*** Begin section ***

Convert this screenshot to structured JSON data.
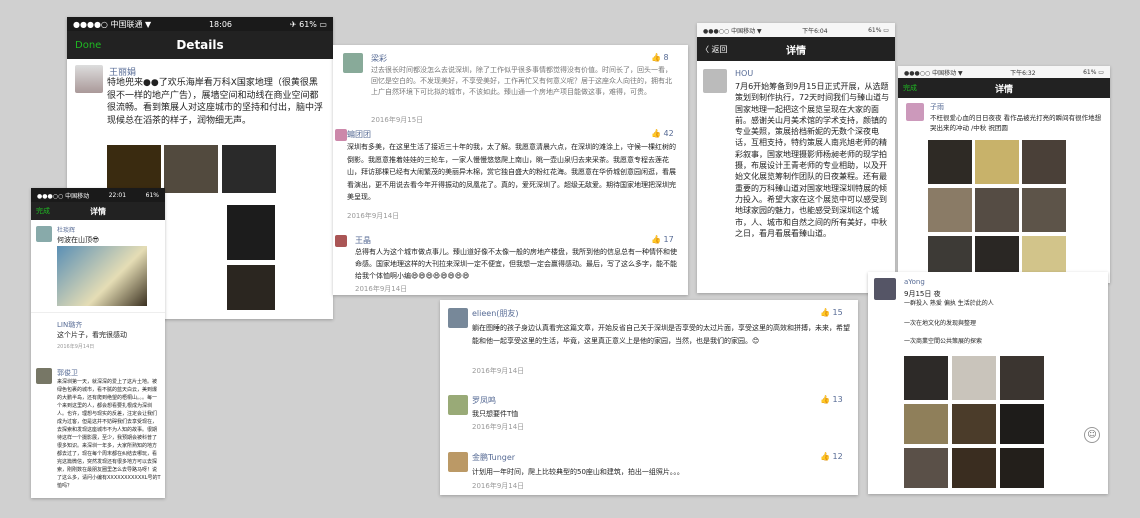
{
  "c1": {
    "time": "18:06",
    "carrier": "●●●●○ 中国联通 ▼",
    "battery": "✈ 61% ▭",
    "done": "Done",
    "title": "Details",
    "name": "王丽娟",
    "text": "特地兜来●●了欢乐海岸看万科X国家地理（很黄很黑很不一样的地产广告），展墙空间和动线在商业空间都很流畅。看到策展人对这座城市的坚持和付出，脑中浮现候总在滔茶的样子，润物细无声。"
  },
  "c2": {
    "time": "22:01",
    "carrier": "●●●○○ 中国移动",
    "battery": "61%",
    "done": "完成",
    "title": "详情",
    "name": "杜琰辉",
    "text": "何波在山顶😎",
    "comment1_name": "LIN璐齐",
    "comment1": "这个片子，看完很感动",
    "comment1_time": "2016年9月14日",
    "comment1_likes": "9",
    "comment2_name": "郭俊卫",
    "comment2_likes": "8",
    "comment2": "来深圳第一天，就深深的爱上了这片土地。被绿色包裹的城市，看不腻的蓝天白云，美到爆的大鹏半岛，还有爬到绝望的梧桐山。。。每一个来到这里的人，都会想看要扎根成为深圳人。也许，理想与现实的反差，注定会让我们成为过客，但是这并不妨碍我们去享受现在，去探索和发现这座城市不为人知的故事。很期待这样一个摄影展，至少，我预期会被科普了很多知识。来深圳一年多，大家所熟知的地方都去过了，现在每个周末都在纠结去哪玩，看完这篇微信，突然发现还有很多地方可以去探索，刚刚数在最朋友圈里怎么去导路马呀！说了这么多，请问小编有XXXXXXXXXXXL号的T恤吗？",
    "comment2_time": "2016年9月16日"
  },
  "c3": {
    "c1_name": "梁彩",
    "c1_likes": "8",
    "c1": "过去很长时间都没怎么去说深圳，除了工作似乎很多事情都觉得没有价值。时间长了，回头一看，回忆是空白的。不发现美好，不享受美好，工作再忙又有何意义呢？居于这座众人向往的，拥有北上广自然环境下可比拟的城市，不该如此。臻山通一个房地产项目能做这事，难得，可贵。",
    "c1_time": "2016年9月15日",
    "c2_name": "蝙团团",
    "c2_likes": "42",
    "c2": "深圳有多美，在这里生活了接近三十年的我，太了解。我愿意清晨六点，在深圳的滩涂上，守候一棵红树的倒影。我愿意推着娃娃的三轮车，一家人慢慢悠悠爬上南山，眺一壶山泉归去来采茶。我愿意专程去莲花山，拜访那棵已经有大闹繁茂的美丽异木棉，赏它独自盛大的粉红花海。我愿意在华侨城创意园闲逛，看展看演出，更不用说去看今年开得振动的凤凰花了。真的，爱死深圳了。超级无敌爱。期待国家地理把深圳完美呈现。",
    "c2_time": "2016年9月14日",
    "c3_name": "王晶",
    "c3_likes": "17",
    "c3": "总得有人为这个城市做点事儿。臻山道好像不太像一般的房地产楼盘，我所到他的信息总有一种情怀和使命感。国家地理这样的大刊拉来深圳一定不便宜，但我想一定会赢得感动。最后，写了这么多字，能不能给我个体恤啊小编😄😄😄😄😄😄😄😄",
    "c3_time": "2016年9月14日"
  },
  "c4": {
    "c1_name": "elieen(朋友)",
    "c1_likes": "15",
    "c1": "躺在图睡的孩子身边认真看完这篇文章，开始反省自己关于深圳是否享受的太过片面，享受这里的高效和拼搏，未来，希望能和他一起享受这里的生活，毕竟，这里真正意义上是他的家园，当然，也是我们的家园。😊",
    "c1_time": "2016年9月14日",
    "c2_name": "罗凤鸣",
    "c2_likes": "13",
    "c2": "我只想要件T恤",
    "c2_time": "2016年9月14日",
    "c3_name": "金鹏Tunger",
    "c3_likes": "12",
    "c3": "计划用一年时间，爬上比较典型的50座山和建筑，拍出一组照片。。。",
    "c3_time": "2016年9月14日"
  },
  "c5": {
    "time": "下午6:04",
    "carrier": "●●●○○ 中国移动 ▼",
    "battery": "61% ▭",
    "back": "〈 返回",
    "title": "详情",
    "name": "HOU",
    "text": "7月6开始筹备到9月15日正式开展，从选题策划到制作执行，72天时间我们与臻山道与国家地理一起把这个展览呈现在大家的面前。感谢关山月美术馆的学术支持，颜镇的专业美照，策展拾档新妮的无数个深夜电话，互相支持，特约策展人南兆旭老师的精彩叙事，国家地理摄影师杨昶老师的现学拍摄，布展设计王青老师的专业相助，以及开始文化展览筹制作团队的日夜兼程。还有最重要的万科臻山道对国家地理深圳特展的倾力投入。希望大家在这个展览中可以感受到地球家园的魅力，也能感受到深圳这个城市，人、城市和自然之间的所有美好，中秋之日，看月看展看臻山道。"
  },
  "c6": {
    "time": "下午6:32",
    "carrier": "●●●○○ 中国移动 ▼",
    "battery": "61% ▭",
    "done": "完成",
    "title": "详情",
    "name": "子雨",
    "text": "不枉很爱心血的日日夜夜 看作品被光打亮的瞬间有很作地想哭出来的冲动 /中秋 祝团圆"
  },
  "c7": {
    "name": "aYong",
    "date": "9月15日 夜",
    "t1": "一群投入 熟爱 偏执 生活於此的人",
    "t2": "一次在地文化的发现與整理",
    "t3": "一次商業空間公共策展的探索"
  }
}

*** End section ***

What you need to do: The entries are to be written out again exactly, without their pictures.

Written solution:
Convert this screenshot to structured JSON data.
{
  "c1": {
    "time": "18:06",
    "carrier": "●●●●○ 中国联通 ▼",
    "battery": "✈ 61% ▭",
    "done": "Done",
    "title": "Details",
    "name": "王丽娟",
    "text": "特地兜来●●了欢乐海岸看万科X国家地理（很黄很黑很不一样的地产广告），展墙空间和动线在商业空间都很流畅。看到策展人对这座城市的坚持和付出，脑中浮现候总在滔茶的样子，润物细无声。"
  },
  "c2": {
    "time": "22:01",
    "carrier": "●●●○○ 中国移动",
    "battery": "61%",
    "done": "完成",
    "title": "详情",
    "name": "杜琰辉",
    "text": "何波在山顶😎",
    "comment1_name": "LIN璐齐",
    "comment1": "这个片子，看完很感动",
    "comment1_time": "2016年9月14日",
    "comment1_likes": "9",
    "comment2_name": "郭俊卫",
    "comment2_likes": "8",
    "comment2": "来深圳第一天，就深深的爱上了这片土地。被绿色包裹的城市，看不腻的蓝天白云，美到爆的大鹏半岛，还有爬到绝望的梧桐山。。。每一个来到这里的人，都会想看要扎根成为深圳人。也许，理想与现实的反差，注定会让我们成为过客，但是这并不妨碍我们去享受现在，去探索和发现这座城市不为人知的故事。很期待这样一个摄影展，至少，我预期会被科普了很多知识。来深圳一年多，大家所熟知的地方都去过了，现在每个周末都在纠结去哪玩，看完这篇微信，突然发现还有很多地方可以去探索，刚刚数在最朋友圈里怎么去导路马呀！说了这么多，请问小编有XXXXXXXXXXXL号的T恤吗？",
    "comment2_time": "2016年9月16日"
  },
  "c3": {
    "c1_name": "梁彩",
    "c1_likes": "8",
    "c1": "过去很长时间都没怎么去说深圳，除了工作似乎很多事情都觉得没有价值。时间长了，回头一看，回忆是空白的。不发现美好，不享受美好，工作再忙又有何意义呢？居于这座众人向往的，拥有北上广自然环境下可比拟的城市，不该如此。臻山通一个房地产项目能做这事，难得，可贵。",
    "c1_time": "2016年9月15日",
    "c2_name": "蝙团团",
    "c2_likes": "42",
    "c2": "深圳有多美，在这里生活了接近三十年的我，太了解。我愿意清晨六点，在深圳的滩涂上，守候一棵红树的倒影。我愿意推着娃娃的三轮车，一家人慢慢悠悠爬上南山，眺一壶山泉归去来采茶。我愿意专程去莲花山，拜访那棵已经有大闹繁茂的美丽异木棉，赏它独自盛大的粉红花海。我愿意在华侨城创意园闲逛，看展看演出，更不用说去看今年开得振动的凤凰花了。真的，爱死深圳了。超级无敌爱。期待国家地理把深圳完美呈现。",
    "c2_time": "2016年9月14日",
    "c3_name": "王晶",
    "c3_likes": "17",
    "c3": "总得有人为这个城市做点事儿。臻山道好像不太像一般的房地产楼盘，我所到他的信息总有一种情怀和使命感。国家地理这样的大刊拉来深圳一定不便宜，但我想一定会赢得感动。最后，写了这么多字，能不能给我个体恤啊小编😄😄😄😄😄😄😄😄",
    "c3_time": "2016年9月14日"
  },
  "c4": {
    "c1_name": "elieen(朋友)",
    "c1_likes": "15",
    "c1": "躺在图睡的孩子身边认真看完这篇文章，开始反省自己关于深圳是否享受的太过片面，享受这里的高效和拼搏，未来，希望能和他一起享受这里的生活，毕竟，这里真正意义上是他的家园，当然，也是我们的家园。😊",
    "c1_time": "2016年9月14日",
    "c2_name": "罗凤鸣",
    "c2_likes": "13",
    "c2": "我只想要件T恤",
    "c2_time": "2016年9月14日",
    "c3_name": "金鹏Tunger",
    "c3_likes": "12",
    "c3": "计划用一年时间，爬上比较典型的50座山和建筑，拍出一组照片。。。",
    "c3_time": "2016年9月14日"
  },
  "c5": {
    "time": "下午6:04",
    "carrier": "●●●○○ 中国移动 ▼",
    "battery": "61% ▭",
    "back": "〈 返回",
    "title": "详情",
    "name": "HOU",
    "text": "7月6开始筹备到9月15日正式开展，从选题策划到制作执行，72天时间我们与臻山道与国家地理一起把这个展览呈现在大家的面前。感谢关山月美术馆的学术支持，颜镇的专业美照，策展拾档新妮的无数个深夜电话，互相支持，特约策展人南兆旭老师的精彩叙事，国家地理摄影师杨昶老师的现学拍摄，布展设计王青老师的专业相助，以及开始文化展览筹制作团队的日夜兼程。还有最重要的万科臻山道对国家地理深圳特展的倾力投入。希望大家在这个展览中可以感受到地球家园的魅力，也能感受到深圳这个城市，人、城市和自然之间的所有美好，中秋之日，看月看展看臻山道。"
  },
  "c6": {
    "time": "下午6:32",
    "carrier": "●●●○○ 中国移动 ▼",
    "battery": "61% ▭",
    "done": "完成",
    "title": "详情",
    "name": "子雨",
    "text": "不枉很爱心血的日日夜夜 看作品被光打亮的瞬间有很作地想哭出来的冲动 /中秋 祝团圆"
  },
  "c7": {
    "name": "aYong",
    "date": "9月15日 夜",
    "t1": "一群投入 熟爱 偏执 生活於此的人",
    "t2": "一次在地文化的发现與整理",
    "t3": "一次商業空間公共策展的探索"
  }
}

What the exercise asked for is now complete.